Bob Dole, the former Kansas Senate majority leader – who grew up in Dust Bowl hardship and suffered severe wounds during World War II – died yesterday at the age of 98. Read his full obituary in the Times.
ART AND IDEAS
Alleviating the mental toll of an evolving pandemic
We had just dealt with Delta when Omicron showed up, bringing with it a wave of fear.
The scientific understanding of the coronavirus is constantly changing and with it the virus itself. As we continue to ride the pandemic roller coaster, we learn to dealing with our unpredictable world is not only possible, it is necessary.
Meditation can help calm an agitated mind that swings from thought to thought, a state of mind Buddhists refer to as the “monkey mind,” said Tim Olmsted, who has practised meditation for nearly 50 years. It teaches us that while there will always be external stressors, we don’t need to be dominated by those problems, he said.

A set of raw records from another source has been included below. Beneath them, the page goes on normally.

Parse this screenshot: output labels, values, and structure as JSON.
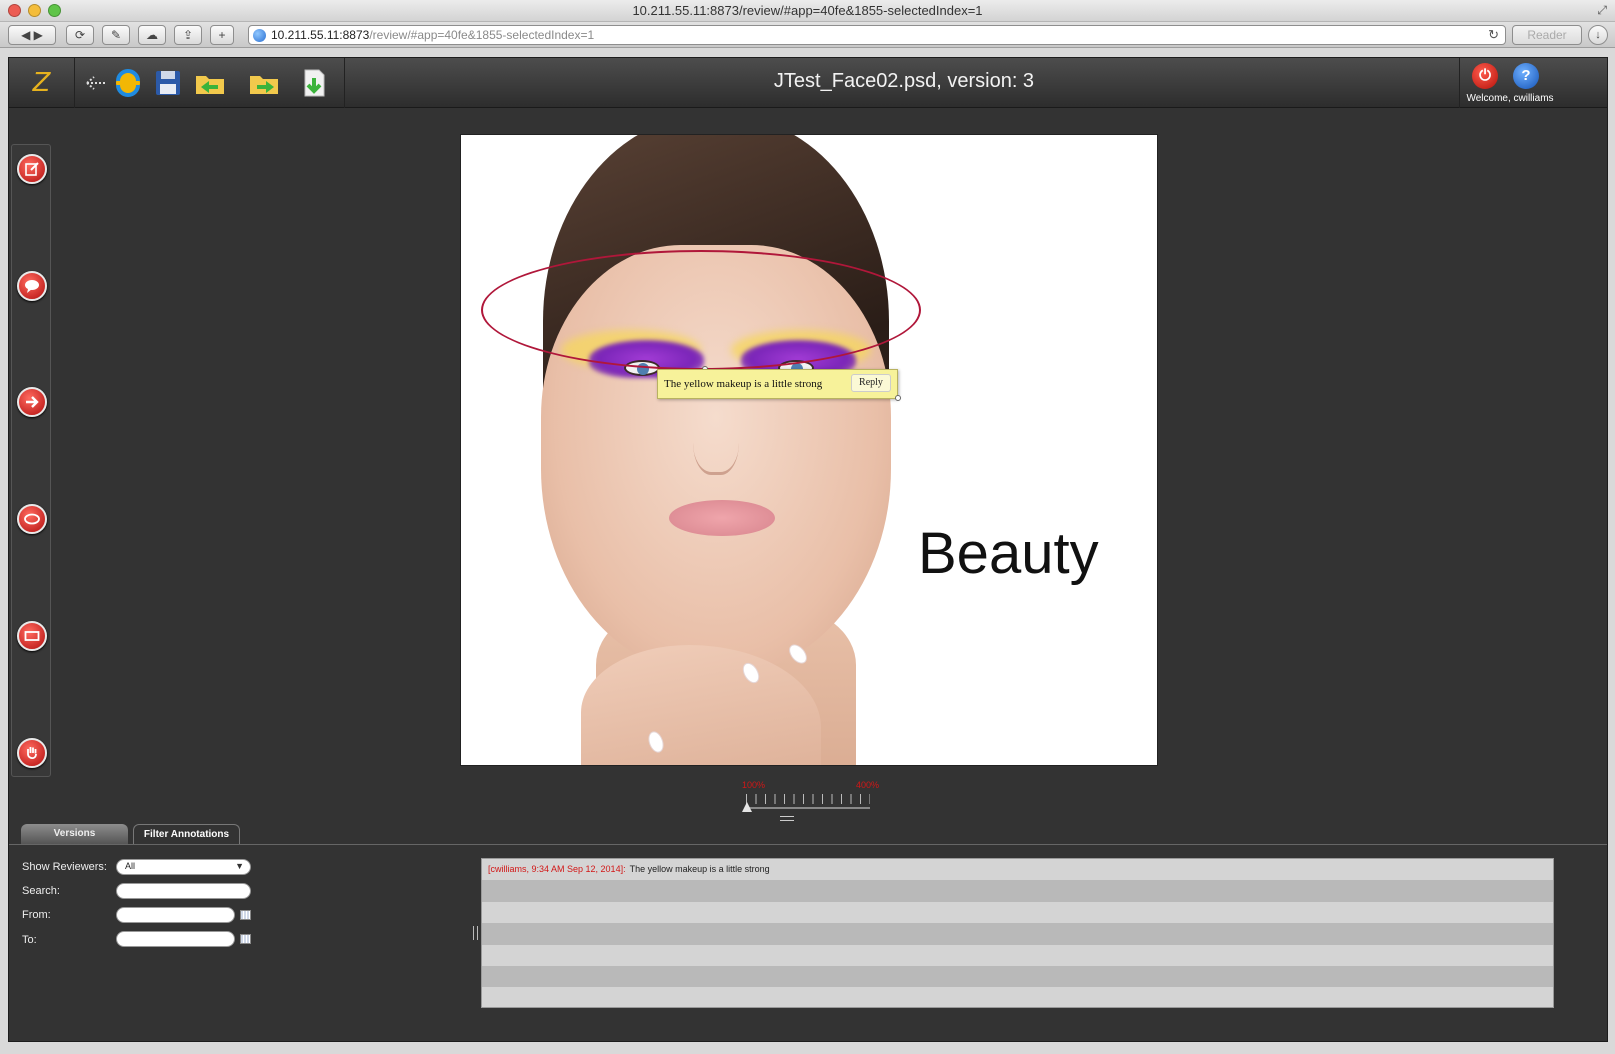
{
  "browser": {
    "window_title": "10.211.55.11:8873/review/#app=40fe&1855-selectedIndex=1",
    "url_host": "10.211.55.11:8873",
    "url_path": "/review/#app=40fe&1855-selectedIndex=1",
    "reader_label": "Reader"
  },
  "app": {
    "logo": "Z",
    "title": "JTest_Face02.psd, version: 3",
    "welcome": "Welcome, cwilliams"
  },
  "canvas": {
    "artwork_text": "Beauty",
    "note": {
      "text": "The yellow makeup is a little strong",
      "reply_label": "Reply"
    }
  },
  "zoom": {
    "min_label": "100%",
    "max_label": "400%",
    "level_fraction": 0.0
  },
  "tabs": [
    {
      "label": "Versions"
    },
    {
      "label": "Filter Annotations"
    }
  ],
  "filters": {
    "reviewers_label": "Show Reviewers:",
    "reviewers_value": "All",
    "search_label": "Search:",
    "from_label": "From:",
    "to_label": "To:"
  },
  "annotations": [
    {
      "who": "[cwilliams, 9:34 AM Sep 12, 2014]:",
      "text": "The yellow makeup is a little strong"
    }
  ],
  "colors": {
    "accent_red": "#d21717",
    "logo_yellow": "#e6b21e",
    "note_bg": "#f7f29a",
    "annotation_stroke": "#b0173a"
  }
}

“We can still find resilience and peace,” he continued. “Taking care of our minds – resting and refreshing them – is actually the most consistent thing we can do.” If you’ve never meditated before, there are many sources to get you started, including apps and retreats. Our meditation guide contains tips on how to achieve “more equanimity, acceptance, and joy”.